While some of y’all are focused on the next big superhero movie, I’m gearing up the first high-profile couponing crime comedy ever to hit the big screen!
Queenpins comes out on Friday, Sept. 10 to theaters — and eventually, streaming on Paramount+. Now, this is based on a true story, and we’ve gotta share why Kristen Bell & Co. decided this story deserved the Hollywood treatment.
Kristen Bell plays an extreme couponer turned criminal mastermind.
As the cashier hands over the long receipt, he calls it her “trophy.” Later, we get a peek of this couponer’s home, complete with stockpile shelves and a skeptical husband.
Kirby Howell-Baptiste plays her best friend and a coupon vlogger.
Bell is reunited with fellow The Good Place actor Kirby Howell-Baptiste, who plays a YouTube coupon vlogger with a channel called “Time to Save with JoJo.”
I mean, generally there’s nothing wrong with being a YouTube coupon vlogger. . .
The women discover companies sending free product coupons.
There are plenty of companies who will send you free coupons when you contact them, and it’s totally legal.
Bell’s character discovers that companies give you high-value coupons when you call to complain — and then discovers that all of these high-value coupons are printed at the same place. And that gets her thinking. . .
They hatch a plan to rob the printer and sell the coupons for profit.
Their scheme involves finding the coupon-printing facility and heisting the coupons so they can sell them to “families who need them” — and make a big profit in the process.
In real life, Robin Ramirez, Amiko Fountain, and Marilyn Johnson used an overseas printer to forge high-value coupons — like $24 off a box of Huggies diapers — and sold them via eBay and their (now-defunct) website, SavvyShopperSite.com.
Selling coupons is one of the Five Things Couponers Shouldn’t Do!
They get lots of orders for their coupons, and the money starts rolling in.
Apparently their heist is successful, because the trailer shows them sorting through stacks of coupons and logging a massive number of orders. They start shipping the coupons to buyers nationwide.
That tracks with the real-life story, where they sold more than 1,500 orders of counterfeit coupons worth millions of dollars. (And their minimum order was $50!)
That’s a big no-no. . . but is selling your stockpile legal?
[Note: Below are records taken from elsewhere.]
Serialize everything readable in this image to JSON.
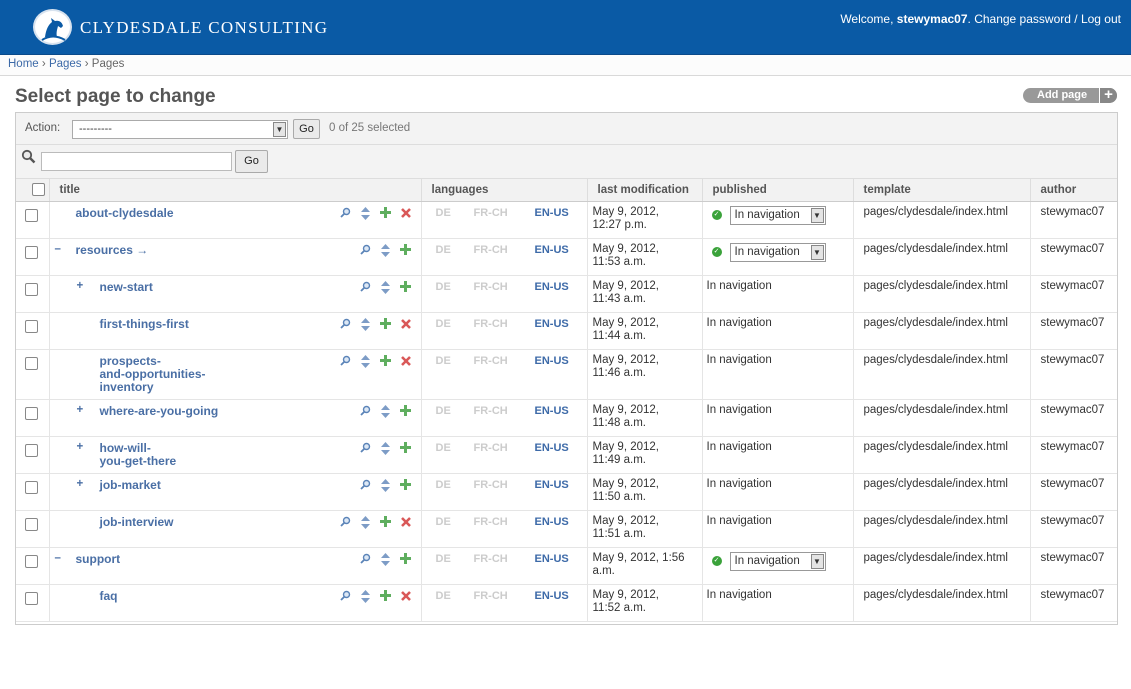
{
  "header": {
    "brand": "CLYDESDALE CONSULTING",
    "welcome_prefix": "Welcome,",
    "username": "stewymac07",
    "change_password": "Change password",
    "sep": "/",
    "logout": "Log out"
  },
  "breadcrumbs": {
    "home": "Home",
    "pages_link": "Pages",
    "current": "Pages",
    "sep": "›"
  },
  "page_title": "Select page to change",
  "add_page": "Add page",
  "actions": {
    "label": "Action:",
    "select_value": "---------",
    "go": "Go",
    "counter": "0 of 25 selected"
  },
  "search": {
    "go": "Go",
    "value": ""
  },
  "columns": {
    "title": "title",
    "languages": "languages",
    "last_modification": "last modification",
    "published": "published",
    "template": "template",
    "author": "author"
  },
  "language_codes": {
    "de": "DE",
    "fr": "FR-CH",
    "en": "EN-US"
  },
  "rows": [
    {
      "toggle": "",
      "title": "about-clydesdale",
      "delete": true,
      "modified": [
        "May 9, 2012,",
        "12:27 p.m."
      ],
      "published_type": "select",
      "published": "In navigation",
      "template": "pages/clydesdale/index.html",
      "author": "stewymac07"
    },
    {
      "toggle": "–",
      "title": "resources →",
      "delete": false,
      "modified": [
        "May 9, 2012,",
        "11:53 a.m."
      ],
      "published_type": "select",
      "published": "In navigation",
      "template": "pages/clydesdale/index.html",
      "author": "stewymac07"
    },
    {
      "toggle": "+",
      "title": "new-start",
      "delete": false,
      "modified": [
        "May 9, 2012,",
        "11:43 a.m."
      ],
      "published_type": "text",
      "published": "In navigation",
      "template": "pages/clydesdale/index.html",
      "author": "stewymac07"
    },
    {
      "toggle": "",
      "title": "first-things-first",
      "delete": true,
      "modified": [
        "May 9, 2012,",
        "11:44 a.m."
      ],
      "published_type": "text",
      "published": "In navigation",
      "template": "pages/clydesdale/index.html",
      "author": "stewymac07"
    },
    {
      "toggle": "",
      "title": "prospects-\nand-opportunities-\ninventory",
      "delete": true,
      "modified": [
        "May 9, 2012,",
        "11:46 a.m."
      ],
      "published_type": "text",
      "published": "In navigation",
      "template": "pages/clydesdale/index.html",
      "author": "stewymac07"
    },
    {
      "toggle": "+",
      "title": "where-are-you-going",
      "delete": false,
      "modified": [
        "May 9, 2012,",
        "11:48 a.m."
      ],
      "published_type": "text",
      "published": "In navigation",
      "template": "pages/clydesdale/index.html",
      "author": "stewymac07"
    },
    {
      "toggle": "+",
      "title": "how-will-\nyou-get-there",
      "delete": false,
      "modified": [
        "May 9, 2012,",
        "11:49 a.m."
      ],
      "published_type": "text",
      "published": "In navigation",
      "template": "pages/clydesdale/index.html",
      "author": "stewymac07"
    },
    {
      "toggle": "+",
      "title": "job-market",
      "delete": false,
      "modified": [
        "May 9, 2012,",
        "11:50 a.m."
      ],
      "published_type": "text",
      "published": "In navigation",
      "template": "pages/clydesdale/index.html",
      "author": "stewymac07"
    },
    {
      "toggle": "",
      "title": "job-interview",
      "delete": true,
      "modified": [
        "May 9, 2012,",
        "11:51 a.m."
      ],
      "published_type": "text",
      "published": "In navigation",
      "template": "pages/clydesdale/index.html",
      "author": "stewymac07"
    },
    {
      "toggle": "–",
      "title": "support",
      "delete": false,
      "modified": [
        "May 9, 2012, 1:56",
        "a.m."
      ],
      "published_type": "select",
      "published": "In navigation",
      "template": "pages/clydesdale/index.html",
      "author": "stewymac07"
    },
    {
      "toggle": "",
      "title": "faq",
      "delete": true,
      "modified": [
        "May 9, 2012,",
        "11:52 a.m."
      ],
      "published_type": "text",
      "published": "In navigation",
      "template": "pages/clydesdale/index.html",
      "author": "stewymac07"
    }
  ]
}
We’ve got the answer.
Vince Vaughn plays the Postal Service agent sent to investigate.
I remember when I started couponing, it felt illegal.
In Queenpins, Vaughn is on the prowl to find the people responsible for distributing illegal coupons through the mail. He’s joined in the investigation by a local grocery store’s goofy loss prevention specialist.
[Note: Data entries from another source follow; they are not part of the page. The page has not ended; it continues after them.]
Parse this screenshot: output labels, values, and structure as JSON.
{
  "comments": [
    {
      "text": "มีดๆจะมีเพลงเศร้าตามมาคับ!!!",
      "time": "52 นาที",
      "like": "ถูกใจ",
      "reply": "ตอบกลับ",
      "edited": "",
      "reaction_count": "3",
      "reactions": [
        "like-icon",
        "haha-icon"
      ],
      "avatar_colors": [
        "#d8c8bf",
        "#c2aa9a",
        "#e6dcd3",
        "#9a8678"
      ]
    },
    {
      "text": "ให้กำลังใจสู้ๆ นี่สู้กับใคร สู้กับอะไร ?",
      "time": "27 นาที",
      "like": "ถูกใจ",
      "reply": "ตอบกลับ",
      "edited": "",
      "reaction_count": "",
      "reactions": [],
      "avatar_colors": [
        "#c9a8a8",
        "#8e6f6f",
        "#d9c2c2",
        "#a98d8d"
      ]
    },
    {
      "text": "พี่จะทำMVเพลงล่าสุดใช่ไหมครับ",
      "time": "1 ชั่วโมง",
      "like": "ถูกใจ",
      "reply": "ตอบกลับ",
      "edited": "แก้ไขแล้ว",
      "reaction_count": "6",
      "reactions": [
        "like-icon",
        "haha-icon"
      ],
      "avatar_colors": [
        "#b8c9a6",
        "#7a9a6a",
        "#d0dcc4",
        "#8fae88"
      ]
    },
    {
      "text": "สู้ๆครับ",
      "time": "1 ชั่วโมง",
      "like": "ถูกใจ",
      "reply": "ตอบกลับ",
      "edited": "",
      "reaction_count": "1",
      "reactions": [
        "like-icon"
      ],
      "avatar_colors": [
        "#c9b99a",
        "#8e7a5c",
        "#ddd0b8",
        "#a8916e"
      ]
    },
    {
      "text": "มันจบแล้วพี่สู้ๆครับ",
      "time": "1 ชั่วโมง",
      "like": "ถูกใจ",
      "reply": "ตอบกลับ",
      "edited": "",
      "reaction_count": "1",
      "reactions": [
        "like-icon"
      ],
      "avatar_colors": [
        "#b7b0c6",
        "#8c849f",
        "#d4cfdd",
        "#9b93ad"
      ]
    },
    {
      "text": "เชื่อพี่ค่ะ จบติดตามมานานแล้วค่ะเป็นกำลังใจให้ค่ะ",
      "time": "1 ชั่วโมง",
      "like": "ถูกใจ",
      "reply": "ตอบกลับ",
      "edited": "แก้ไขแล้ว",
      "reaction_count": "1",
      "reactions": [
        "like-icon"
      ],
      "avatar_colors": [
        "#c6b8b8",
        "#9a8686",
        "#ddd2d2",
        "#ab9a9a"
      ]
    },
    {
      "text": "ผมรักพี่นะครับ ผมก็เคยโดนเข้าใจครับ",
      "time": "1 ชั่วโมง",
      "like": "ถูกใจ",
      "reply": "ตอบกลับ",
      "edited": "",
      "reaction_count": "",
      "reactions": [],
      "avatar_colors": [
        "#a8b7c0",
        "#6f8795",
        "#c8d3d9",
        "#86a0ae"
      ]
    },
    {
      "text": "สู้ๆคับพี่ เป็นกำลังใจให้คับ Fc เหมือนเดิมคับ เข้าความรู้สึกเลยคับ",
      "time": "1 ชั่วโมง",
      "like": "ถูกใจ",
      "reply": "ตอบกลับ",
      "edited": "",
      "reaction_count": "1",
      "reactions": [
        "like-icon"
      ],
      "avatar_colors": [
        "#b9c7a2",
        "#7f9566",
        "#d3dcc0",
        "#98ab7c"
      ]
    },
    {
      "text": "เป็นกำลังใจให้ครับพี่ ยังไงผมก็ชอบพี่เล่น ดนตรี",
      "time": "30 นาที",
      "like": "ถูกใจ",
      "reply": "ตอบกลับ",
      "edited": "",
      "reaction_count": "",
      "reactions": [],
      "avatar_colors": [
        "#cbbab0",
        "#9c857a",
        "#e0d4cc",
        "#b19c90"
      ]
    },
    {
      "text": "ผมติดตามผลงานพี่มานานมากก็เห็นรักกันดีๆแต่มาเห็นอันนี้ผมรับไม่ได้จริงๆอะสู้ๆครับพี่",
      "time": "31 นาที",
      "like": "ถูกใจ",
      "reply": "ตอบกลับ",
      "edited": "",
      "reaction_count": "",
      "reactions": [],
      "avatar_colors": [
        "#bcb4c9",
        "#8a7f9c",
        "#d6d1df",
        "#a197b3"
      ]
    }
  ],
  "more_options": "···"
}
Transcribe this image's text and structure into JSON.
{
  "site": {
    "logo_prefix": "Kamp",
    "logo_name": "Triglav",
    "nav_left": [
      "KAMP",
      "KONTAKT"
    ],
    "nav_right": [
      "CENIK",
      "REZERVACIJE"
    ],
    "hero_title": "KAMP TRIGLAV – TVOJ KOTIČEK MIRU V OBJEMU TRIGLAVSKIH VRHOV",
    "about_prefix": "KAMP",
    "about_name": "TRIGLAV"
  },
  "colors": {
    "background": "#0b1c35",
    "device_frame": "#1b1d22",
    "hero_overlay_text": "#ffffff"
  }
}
Fun fact! The real-life coupon fraudsters apparently didn’t like being defrauded themselves; a portion of their coupon-selling website had a “Wall of Shame,” listing the names of people who wrote them bad checks and calling them “con artists and scammers” HA!
Don’t know how the movie ends, but if it’s anything like real life, they’ll get busted.
The Queenpins trailer shows the women with big stacks of money, guns, private jets, and cars — just like the real-life story, where authorities seized $2 million worth in vehicles, guns, and even a speedboat.
In the movie, it’s clear the coupon-selling scheme turns quite profitable, and they even get the help of a computer hacker (played by pop star Bebe Rexha) to cover their tracks.
Thankfully, there are no spoilers for the ending in the trailer. But if it’s like the real life story it’s loosely based on — or like what happened to some Winn-Dixie coupon fraudsters, or the Walgreens/Kroger coupon criminals — they don’t get away with it.
The real-life story wasn’t a comedy — and ended in jail time and other consequences.
In real life, once Arizona police caught up to Ramirez, Fountain, and Johnson, they seized about $40 million worth of counterfeit coupons — plus $2 million worth of things they bought with their fraudulent funds.
In the end, the trio was convicted; Ramirez was sentenced to two years in jail, and her buddies served three years probation.
And they had to pay $1.3 million in restitution to Procter & Gamble — who was among the 40 brands the fraudsters stole from.
You won’t even get arrested for these couponing tips.